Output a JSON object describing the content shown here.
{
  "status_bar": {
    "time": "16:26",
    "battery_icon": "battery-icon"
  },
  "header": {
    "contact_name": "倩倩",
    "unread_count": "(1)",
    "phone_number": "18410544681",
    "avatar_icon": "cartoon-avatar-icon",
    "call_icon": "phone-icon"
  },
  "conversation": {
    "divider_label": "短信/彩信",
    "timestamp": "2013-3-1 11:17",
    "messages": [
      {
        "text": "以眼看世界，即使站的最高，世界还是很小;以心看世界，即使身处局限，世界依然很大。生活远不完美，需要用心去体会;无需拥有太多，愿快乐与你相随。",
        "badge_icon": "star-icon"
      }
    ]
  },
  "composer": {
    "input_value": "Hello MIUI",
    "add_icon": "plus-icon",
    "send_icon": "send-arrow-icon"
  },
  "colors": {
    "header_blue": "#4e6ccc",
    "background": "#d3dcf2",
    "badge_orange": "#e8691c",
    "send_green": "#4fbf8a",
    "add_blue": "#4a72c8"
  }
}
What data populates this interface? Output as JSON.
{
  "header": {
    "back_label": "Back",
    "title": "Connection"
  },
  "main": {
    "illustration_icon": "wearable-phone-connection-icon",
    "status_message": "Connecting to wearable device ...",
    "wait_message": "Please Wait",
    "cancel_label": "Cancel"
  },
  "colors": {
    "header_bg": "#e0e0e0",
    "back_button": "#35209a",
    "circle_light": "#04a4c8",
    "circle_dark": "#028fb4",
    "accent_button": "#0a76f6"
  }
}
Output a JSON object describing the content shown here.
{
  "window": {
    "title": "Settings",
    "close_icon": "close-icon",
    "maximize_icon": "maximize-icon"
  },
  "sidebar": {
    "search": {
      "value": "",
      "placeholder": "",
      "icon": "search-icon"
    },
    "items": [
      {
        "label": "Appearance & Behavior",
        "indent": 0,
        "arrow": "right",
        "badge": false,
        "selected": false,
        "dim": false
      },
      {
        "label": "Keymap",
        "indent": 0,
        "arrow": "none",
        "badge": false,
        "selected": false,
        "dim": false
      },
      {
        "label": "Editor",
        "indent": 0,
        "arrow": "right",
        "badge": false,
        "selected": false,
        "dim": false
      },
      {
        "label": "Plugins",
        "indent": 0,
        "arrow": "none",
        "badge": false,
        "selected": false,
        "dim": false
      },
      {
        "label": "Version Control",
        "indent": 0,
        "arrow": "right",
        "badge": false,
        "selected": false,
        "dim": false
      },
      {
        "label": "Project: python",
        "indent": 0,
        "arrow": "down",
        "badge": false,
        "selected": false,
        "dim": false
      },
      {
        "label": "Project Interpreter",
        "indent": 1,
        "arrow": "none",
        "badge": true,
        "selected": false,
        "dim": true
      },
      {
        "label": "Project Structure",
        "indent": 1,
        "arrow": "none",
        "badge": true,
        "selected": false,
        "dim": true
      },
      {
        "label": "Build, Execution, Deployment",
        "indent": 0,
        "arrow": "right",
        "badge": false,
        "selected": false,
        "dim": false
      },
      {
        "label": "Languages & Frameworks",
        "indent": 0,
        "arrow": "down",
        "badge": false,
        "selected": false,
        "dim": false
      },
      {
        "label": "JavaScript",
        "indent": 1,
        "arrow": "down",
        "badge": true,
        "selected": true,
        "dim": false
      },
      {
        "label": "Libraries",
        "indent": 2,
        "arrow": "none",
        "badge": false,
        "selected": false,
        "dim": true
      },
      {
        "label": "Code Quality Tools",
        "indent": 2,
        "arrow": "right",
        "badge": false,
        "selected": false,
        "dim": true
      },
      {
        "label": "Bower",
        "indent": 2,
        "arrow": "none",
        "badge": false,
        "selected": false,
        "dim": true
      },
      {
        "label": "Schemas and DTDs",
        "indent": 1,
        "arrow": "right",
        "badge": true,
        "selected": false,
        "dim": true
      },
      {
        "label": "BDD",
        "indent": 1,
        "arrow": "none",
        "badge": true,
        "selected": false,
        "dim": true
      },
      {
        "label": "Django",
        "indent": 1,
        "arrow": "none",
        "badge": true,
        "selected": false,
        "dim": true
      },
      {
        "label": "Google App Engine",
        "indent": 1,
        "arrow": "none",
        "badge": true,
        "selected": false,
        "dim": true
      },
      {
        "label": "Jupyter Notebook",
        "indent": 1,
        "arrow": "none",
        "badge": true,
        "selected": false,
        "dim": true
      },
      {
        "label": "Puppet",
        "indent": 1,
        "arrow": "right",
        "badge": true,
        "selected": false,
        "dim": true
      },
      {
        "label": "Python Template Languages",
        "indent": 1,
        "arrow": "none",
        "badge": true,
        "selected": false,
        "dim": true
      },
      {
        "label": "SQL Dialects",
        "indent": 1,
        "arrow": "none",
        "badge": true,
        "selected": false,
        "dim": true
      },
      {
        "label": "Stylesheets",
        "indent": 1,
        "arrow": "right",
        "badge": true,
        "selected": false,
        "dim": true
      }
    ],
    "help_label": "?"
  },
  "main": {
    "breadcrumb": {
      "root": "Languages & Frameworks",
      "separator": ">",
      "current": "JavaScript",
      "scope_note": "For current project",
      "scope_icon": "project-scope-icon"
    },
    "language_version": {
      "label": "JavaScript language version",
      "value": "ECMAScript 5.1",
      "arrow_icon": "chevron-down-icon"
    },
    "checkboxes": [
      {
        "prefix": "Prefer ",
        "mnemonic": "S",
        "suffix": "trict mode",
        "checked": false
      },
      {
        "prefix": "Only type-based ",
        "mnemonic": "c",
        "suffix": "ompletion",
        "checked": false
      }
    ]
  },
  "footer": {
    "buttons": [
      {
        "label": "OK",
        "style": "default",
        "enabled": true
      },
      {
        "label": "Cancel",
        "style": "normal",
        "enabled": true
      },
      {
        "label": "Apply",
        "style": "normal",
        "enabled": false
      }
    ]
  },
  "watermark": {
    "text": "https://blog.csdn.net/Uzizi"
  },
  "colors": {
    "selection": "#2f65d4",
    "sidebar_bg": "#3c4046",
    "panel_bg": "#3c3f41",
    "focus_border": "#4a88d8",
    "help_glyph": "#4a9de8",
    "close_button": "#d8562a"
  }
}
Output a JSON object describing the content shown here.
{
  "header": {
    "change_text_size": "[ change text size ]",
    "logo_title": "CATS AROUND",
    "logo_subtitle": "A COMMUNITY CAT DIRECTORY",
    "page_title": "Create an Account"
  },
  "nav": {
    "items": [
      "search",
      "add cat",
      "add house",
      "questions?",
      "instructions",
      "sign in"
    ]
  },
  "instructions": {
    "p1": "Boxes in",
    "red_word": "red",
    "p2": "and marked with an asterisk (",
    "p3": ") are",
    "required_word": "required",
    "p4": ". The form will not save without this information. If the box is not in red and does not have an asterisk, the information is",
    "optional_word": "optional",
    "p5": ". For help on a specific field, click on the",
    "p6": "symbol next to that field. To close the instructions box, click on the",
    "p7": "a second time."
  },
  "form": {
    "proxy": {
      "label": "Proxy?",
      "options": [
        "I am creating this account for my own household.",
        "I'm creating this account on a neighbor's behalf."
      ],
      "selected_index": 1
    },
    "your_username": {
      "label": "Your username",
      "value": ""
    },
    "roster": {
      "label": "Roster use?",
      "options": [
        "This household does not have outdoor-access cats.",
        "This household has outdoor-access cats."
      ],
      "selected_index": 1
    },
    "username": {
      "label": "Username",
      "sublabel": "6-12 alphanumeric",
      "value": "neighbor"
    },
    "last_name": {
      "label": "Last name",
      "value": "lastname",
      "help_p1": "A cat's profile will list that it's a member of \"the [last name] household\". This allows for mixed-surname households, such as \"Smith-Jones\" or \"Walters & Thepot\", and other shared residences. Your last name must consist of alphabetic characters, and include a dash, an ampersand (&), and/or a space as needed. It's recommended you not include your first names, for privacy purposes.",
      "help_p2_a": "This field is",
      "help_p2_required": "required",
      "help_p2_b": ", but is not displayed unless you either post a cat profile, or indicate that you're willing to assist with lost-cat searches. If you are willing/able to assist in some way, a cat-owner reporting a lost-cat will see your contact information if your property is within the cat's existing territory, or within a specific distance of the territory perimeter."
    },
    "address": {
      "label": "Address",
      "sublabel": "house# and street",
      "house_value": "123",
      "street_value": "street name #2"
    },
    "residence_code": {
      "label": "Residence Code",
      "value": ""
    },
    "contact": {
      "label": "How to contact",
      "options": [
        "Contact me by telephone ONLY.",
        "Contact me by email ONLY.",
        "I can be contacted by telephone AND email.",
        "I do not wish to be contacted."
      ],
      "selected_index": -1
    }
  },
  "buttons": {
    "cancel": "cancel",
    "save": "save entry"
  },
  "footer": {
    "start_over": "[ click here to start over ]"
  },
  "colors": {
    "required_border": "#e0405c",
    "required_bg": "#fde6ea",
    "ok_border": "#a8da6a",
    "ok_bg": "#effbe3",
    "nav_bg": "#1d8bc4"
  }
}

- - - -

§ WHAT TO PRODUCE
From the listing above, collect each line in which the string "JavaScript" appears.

§ ANSWER AREA
        "label": "JavaScript",
      "current": "JavaScript",
      "label": "JavaScript language version",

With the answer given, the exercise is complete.